(Data section)
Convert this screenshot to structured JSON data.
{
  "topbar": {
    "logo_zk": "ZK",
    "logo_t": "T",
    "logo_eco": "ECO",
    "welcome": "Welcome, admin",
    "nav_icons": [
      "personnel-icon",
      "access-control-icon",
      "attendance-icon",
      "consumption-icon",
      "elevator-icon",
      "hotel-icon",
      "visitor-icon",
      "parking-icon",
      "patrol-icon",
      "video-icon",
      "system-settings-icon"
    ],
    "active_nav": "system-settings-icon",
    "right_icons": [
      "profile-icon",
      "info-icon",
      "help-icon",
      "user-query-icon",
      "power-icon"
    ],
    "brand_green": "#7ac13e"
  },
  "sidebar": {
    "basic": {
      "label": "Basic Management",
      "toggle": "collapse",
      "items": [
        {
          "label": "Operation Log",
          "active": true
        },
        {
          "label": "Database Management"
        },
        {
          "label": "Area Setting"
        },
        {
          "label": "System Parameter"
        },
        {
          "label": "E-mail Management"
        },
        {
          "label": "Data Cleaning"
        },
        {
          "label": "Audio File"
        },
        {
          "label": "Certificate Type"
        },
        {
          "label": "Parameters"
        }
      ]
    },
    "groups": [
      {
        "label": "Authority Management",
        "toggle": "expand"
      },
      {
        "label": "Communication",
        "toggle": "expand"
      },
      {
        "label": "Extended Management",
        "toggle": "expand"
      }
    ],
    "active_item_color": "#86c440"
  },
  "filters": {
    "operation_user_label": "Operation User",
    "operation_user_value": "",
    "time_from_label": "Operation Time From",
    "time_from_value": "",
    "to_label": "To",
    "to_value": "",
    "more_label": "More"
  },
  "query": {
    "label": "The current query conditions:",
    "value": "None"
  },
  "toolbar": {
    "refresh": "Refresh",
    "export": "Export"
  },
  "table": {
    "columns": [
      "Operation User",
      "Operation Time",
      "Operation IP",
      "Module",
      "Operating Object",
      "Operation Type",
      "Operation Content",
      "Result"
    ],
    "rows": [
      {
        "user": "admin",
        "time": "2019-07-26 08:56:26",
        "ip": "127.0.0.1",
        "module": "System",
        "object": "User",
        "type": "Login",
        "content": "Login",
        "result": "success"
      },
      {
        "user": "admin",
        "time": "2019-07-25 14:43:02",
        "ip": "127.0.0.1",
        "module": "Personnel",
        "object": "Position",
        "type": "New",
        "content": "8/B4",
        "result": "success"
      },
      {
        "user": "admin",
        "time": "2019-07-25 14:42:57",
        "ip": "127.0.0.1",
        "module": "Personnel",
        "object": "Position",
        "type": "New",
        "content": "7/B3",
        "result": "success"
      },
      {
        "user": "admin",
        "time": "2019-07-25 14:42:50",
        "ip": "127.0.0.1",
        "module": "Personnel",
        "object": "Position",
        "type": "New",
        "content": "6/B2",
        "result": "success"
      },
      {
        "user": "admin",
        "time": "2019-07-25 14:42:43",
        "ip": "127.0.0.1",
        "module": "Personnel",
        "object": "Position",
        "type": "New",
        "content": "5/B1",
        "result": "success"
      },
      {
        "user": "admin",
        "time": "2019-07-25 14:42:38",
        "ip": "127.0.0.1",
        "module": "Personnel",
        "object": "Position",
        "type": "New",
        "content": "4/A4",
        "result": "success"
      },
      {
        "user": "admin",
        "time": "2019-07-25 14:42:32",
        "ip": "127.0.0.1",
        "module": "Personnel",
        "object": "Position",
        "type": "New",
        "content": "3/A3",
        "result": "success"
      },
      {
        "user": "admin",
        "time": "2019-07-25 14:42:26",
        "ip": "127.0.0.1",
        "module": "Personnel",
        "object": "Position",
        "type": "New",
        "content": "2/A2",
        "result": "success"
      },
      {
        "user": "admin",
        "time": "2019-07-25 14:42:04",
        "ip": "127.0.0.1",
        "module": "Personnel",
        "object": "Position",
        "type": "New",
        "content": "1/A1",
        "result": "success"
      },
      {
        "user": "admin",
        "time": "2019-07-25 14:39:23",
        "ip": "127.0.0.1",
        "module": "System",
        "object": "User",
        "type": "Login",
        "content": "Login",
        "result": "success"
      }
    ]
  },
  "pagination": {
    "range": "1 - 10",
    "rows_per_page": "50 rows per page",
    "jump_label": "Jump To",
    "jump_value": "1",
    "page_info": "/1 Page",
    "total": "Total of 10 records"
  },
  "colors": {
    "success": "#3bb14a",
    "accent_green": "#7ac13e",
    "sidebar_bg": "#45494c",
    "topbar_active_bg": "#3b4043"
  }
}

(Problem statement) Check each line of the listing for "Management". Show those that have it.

(Response to this task)
      "label": "Basic Management",
          "label": "Database Management"
          "label": "E-mail Management"
        "label": "Authority Management",
        "label": "Extended Management",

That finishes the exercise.